MIAMI (AP) — The heirs of a philanthropist who donated a historic theater to the city of Miami want it back.
A dissolved nonprofit controlled by the heirs of Maurice Gusman sued the city last month in an effort to take control of the Olympia Theater on Flagler Street and restore it to its former glory. They claim city officials have squandered the theater built in 1926 and violated the terms of an agreement with their grandfather.
Gusman donated the theater to the city in 1975. It is one of the oldest theaters in Miami and was added to the National Register of Historic Places in 1984.
Gusman’s agreement with the city required the Miami Parking Authority to manage the property. When the parking authority gave up management of the theater, the city violated the deed and gave up its right to maintain ownership, according to the lawsuit by the nonprofit.
Tim Barket, an attorney for the family, told the Miami Herald that Gusman deeded the theater to the parking authority because he distrusted politicians and believed the agency was independent of the city.
The impetus of the lawsuit came after a grandson saw an order posted on the theater by city code enforcement to repair or demolish the building.
That was the “last straw” for the family, Barket said.
The city of Miami has asked a judge to dismiss the lawsuit, saying the dissolved nonprofit belonging to the Gusman heirs doesn't have legal standing to bring the lawsuit and that any claim of a breach in the deed is past the statute of limitations.

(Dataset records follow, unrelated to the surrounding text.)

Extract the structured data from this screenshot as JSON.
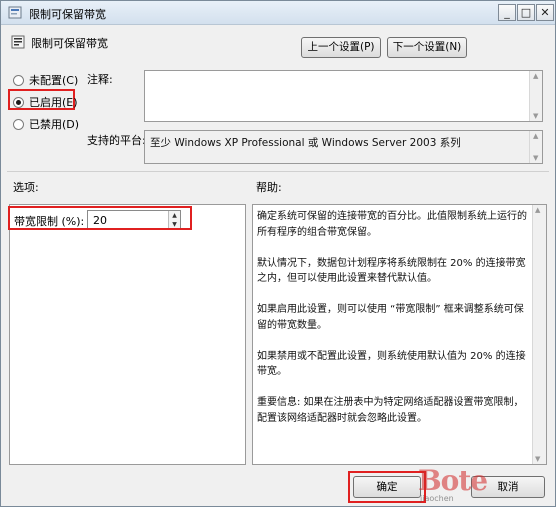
{
  "window": {
    "title": "限制可保留带宽",
    "buttons": {
      "minimize": "_",
      "maximize": "□",
      "close": "✕"
    }
  },
  "header": {
    "title": "限制可保留带宽",
    "prev_button": "上一个设置(P)",
    "next_button": "下一个设置(N)"
  },
  "radio_group": {
    "options": [
      {
        "label": "未配置(C)",
        "selected": false
      },
      {
        "label": "已启用(E)",
        "selected": true
      },
      {
        "label": "已禁用(D)",
        "selected": false
      }
    ]
  },
  "labels": {
    "notes": "注释:",
    "platform": "支持的平台:",
    "options": "选项:",
    "help": "帮助:"
  },
  "notes_value": "",
  "platform_value": "至少 Windows XP Professional 或 Windows Server 2003 系列",
  "options": {
    "bandwidth_label": "带宽限制 (%):",
    "bandwidth_value": "20"
  },
  "help": {
    "paragraphs": [
      "确定系统可保留的连接带宽的百分比。此值限制系统上运行的所有程序的组合带宽保留。",
      "默认情况下，数据包计划程序将系统限制在 20% 的连接带宽之内，但可以使用此设置来替代默认值。",
      "如果启用此设置，则可以使用 “带宽限制” 框来调整系统可保留的带宽数量。",
      "如果禁用或不配置此设置，则系统使用默认值为 20% 的连接带宽。",
      "重要信息: 如果在注册表中为特定网络适配器设置带宽限制，配置该网络适配器时就会忽略此设置。"
    ]
  },
  "footer": {
    "ok": "确定",
    "cancel": "取消"
  },
  "watermark": {
    "logo": "Bote",
    "text": "jiaochen"
  }
}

The city had been negotiating with Miami Dade College to take over management of the theater, but those talks fizzled.